== WORK INSTRUCTION ==
Please retype every record below exactly, leaving the pictures out.

(Records from a data collection)
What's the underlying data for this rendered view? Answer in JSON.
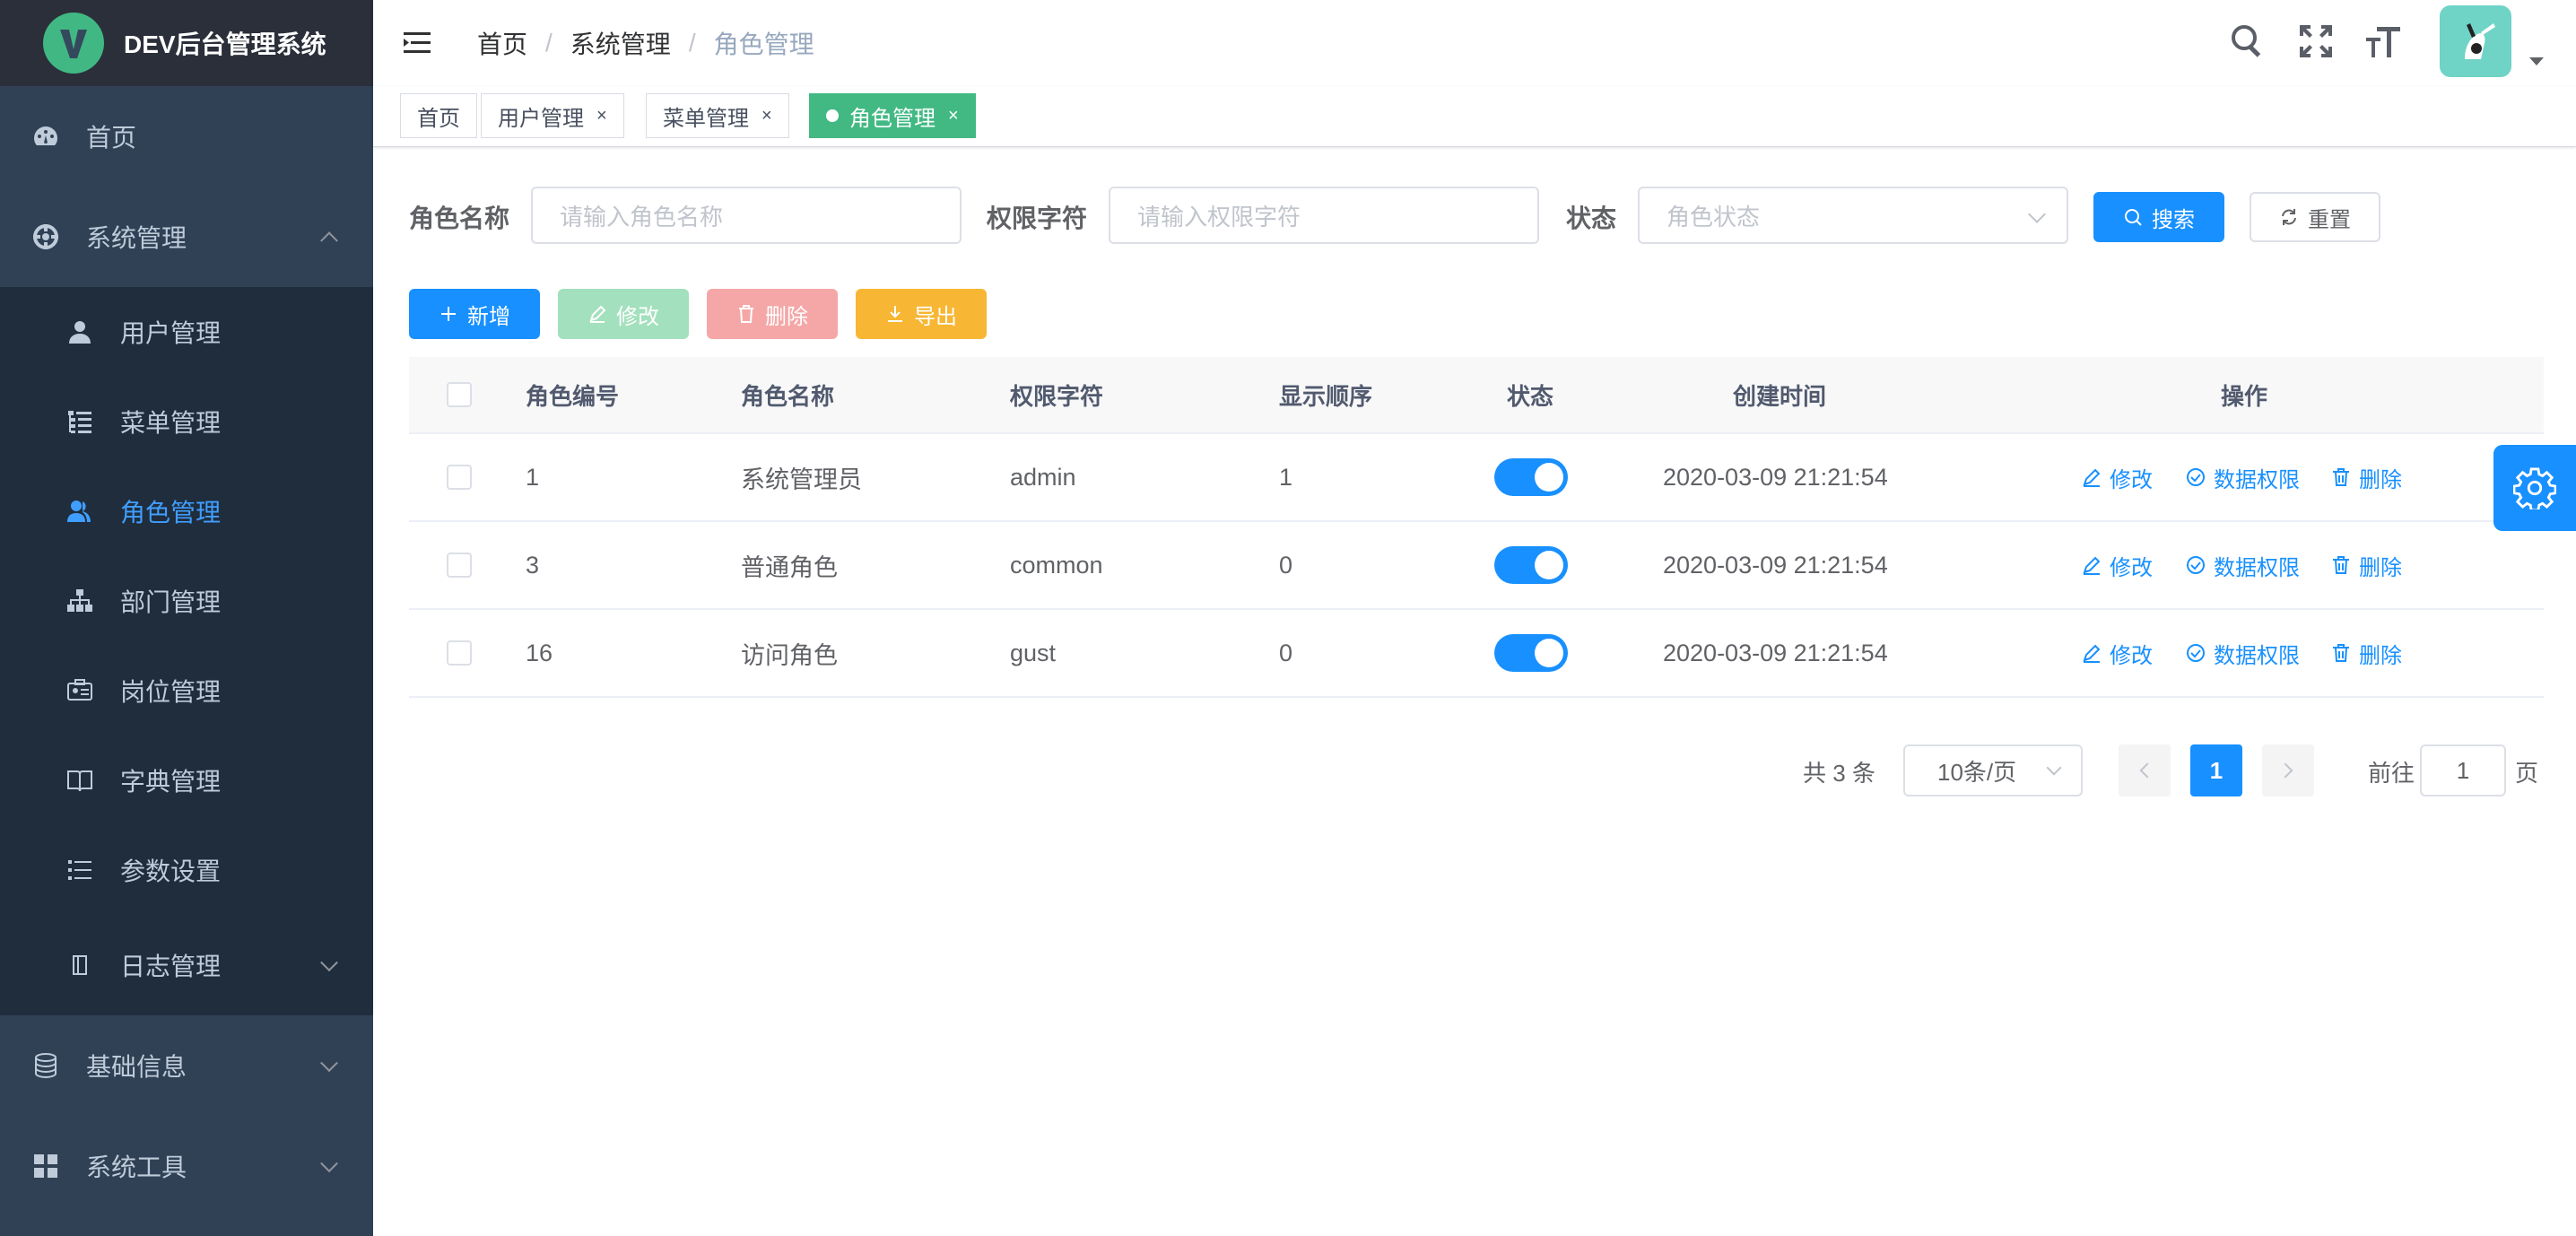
{
  "app": {
    "title": "DEV后台管理系统",
    "logo_letter": "V",
    "accent": "#1890ff",
    "brand_green": "#42b983"
  },
  "sidebar": {
    "items": [
      {
        "label": "首页",
        "icon": "dashboard-icon"
      },
      {
        "label": "系统管理",
        "icon": "system-icon",
        "expanded": true
      },
      {
        "label": "基础信息",
        "icon": "database-icon",
        "expanded": false
      },
      {
        "label": "系统工具",
        "icon": "tools-icon",
        "expanded": false
      }
    ],
    "submenu": [
      {
        "label": "用户管理",
        "icon": "user-icon"
      },
      {
        "label": "菜单管理",
        "icon": "tree-table-icon"
      },
      {
        "label": "角色管理",
        "icon": "peoples-icon",
        "active": true
      },
      {
        "label": "部门管理",
        "icon": "org-tree-icon"
      },
      {
        "label": "岗位管理",
        "icon": "post-icon"
      },
      {
        "label": "字典管理",
        "icon": "book-icon"
      },
      {
        "label": "参数设置",
        "icon": "list-icon"
      },
      {
        "label": "日志管理",
        "icon": "log-icon",
        "expanded": false
      }
    ]
  },
  "header": {
    "breadcrumb": [
      "首页",
      "系统管理",
      "角色管理"
    ],
    "separator": "/"
  },
  "tags": [
    {
      "label": "首页",
      "closable": false
    },
    {
      "label": "用户管理",
      "closable": true
    },
    {
      "label": "菜单管理",
      "closable": true
    },
    {
      "label": "角色管理",
      "closable": true,
      "active": true
    }
  ],
  "tag_close": "×",
  "search": {
    "role_name_label": "角色名称",
    "role_name_placeholder": "请输入角色名称",
    "role_key_label": "权限字符",
    "role_key_placeholder": "请输入权限字符",
    "status_label": "状态",
    "status_placeholder": "角色状态",
    "search_button": "搜索",
    "reset_button": "重置"
  },
  "toolbar": {
    "add": "新增",
    "edit": "修改",
    "delete": "删除",
    "export": "导出",
    "colors": {
      "add": "#1890ff",
      "edit": "#a3e0bd",
      "delete": "#f5a7a7",
      "export": "#f7b633"
    }
  },
  "table": {
    "columns": [
      "角色编号",
      "角色名称",
      "权限字符",
      "显示顺序",
      "状态",
      "创建时间",
      "操作"
    ],
    "rows": [
      {
        "id": "1",
        "name": "系统管理员",
        "key": "admin",
        "sort": "1",
        "enabled": true,
        "created": "2020-03-09 21:21:54"
      },
      {
        "id": "3",
        "name": "普通角色",
        "key": "common",
        "sort": "0",
        "enabled": true,
        "created": "2020-03-09 21:21:54"
      },
      {
        "id": "16",
        "name": "访问角色",
        "key": "gust",
        "sort": "0",
        "enabled": true,
        "created": "2020-03-09 21:21:54"
      }
    ],
    "actions": {
      "edit": "修改",
      "data_scope": "数据权限",
      "delete": "删除"
    }
  },
  "pagination": {
    "total_text": "共 3 条",
    "page_size": "10条/页",
    "current_page": "1",
    "goto_label": "前往",
    "goto_value": "1",
    "page_suffix": "页"
  }
}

== WRITTEN ANSWER ==
What's the underlying data for this rendered view? Answer in JSON.
{
  "app": {
    "title": "DEV后台管理系统",
    "logo_letter": "V",
    "accent": "#1890ff",
    "brand_green": "#42b983"
  },
  "sidebar": {
    "items": [
      {
        "label": "首页",
        "icon": "dashboard-icon"
      },
      {
        "label": "系统管理",
        "icon": "system-icon",
        "expanded": true
      },
      {
        "label": "基础信息",
        "icon": "database-icon",
        "expanded": false
      },
      {
        "label": "系统工具",
        "icon": "tools-icon",
        "expanded": false
      }
    ],
    "submenu": [
      {
        "label": "用户管理",
        "icon": "user-icon"
      },
      {
        "label": "菜单管理",
        "icon": "tree-table-icon"
      },
      {
        "label": "角色管理",
        "icon": "peoples-icon",
        "active": true
      },
      {
        "label": "部门管理",
        "icon": "org-tree-icon"
      },
      {
        "label": "岗位管理",
        "icon": "post-icon"
      },
      {
        "label": "字典管理",
        "icon": "book-icon"
      },
      {
        "label": "参数设置",
        "icon": "list-icon"
      },
      {
        "label": "日志管理",
        "icon": "log-icon",
        "expanded": false
      }
    ]
  },
  "header": {
    "breadcrumb": [
      "首页",
      "系统管理",
      "角色管理"
    ],
    "separator": "/"
  },
  "tags": [
    {
      "label": "首页",
      "closable": false
    },
    {
      "label": "用户管理",
      "closable": true
    },
    {
      "label": "菜单管理",
      "closable": true
    },
    {
      "label": "角色管理",
      "closable": true,
      "active": true
    }
  ],
  "tag_close": "×",
  "search": {
    "role_name_label": "角色名称",
    "role_name_placeholder": "请输入角色名称",
    "role_key_label": "权限字符",
    "role_key_placeholder": "请输入权限字符",
    "status_label": "状态",
    "status_placeholder": "角色状态",
    "search_button": "搜索",
    "reset_button": "重置"
  },
  "toolbar": {
    "add": "新增",
    "edit": "修改",
    "delete": "删除",
    "export": "导出",
    "colors": {
      "add": "#1890ff",
      "edit": "#a3e0bd",
      "delete": "#f5a7a7",
      "export": "#f7b633"
    }
  },
  "table": {
    "columns": [
      "角色编号",
      "角色名称",
      "权限字符",
      "显示顺序",
      "状态",
      "创建时间",
      "操作"
    ],
    "rows": [
      {
        "id": "1",
        "name": "系统管理员",
        "key": "admin",
        "sort": "1",
        "enabled": true,
        "created": "2020-03-09 21:21:54"
      },
      {
        "id": "3",
        "name": "普通角色",
        "key": "common",
        "sort": "0",
        "enabled": true,
        "created": "2020-03-09 21:21:54"
      },
      {
        "id": "16",
        "name": "访问角色",
        "key": "gust",
        "sort": "0",
        "enabled": true,
        "created": "2020-03-09 21:21:54"
      }
    ],
    "actions": {
      "edit": "修改",
      "data_scope": "数据权限",
      "delete": "删除"
    }
  },
  "pagination": {
    "total_text": "共 3 条",
    "page_size": "10条/页",
    "current_page": "1",
    "goto_label": "前往",
    "goto_value": "1",
    "page_suffix": "页"
  }
}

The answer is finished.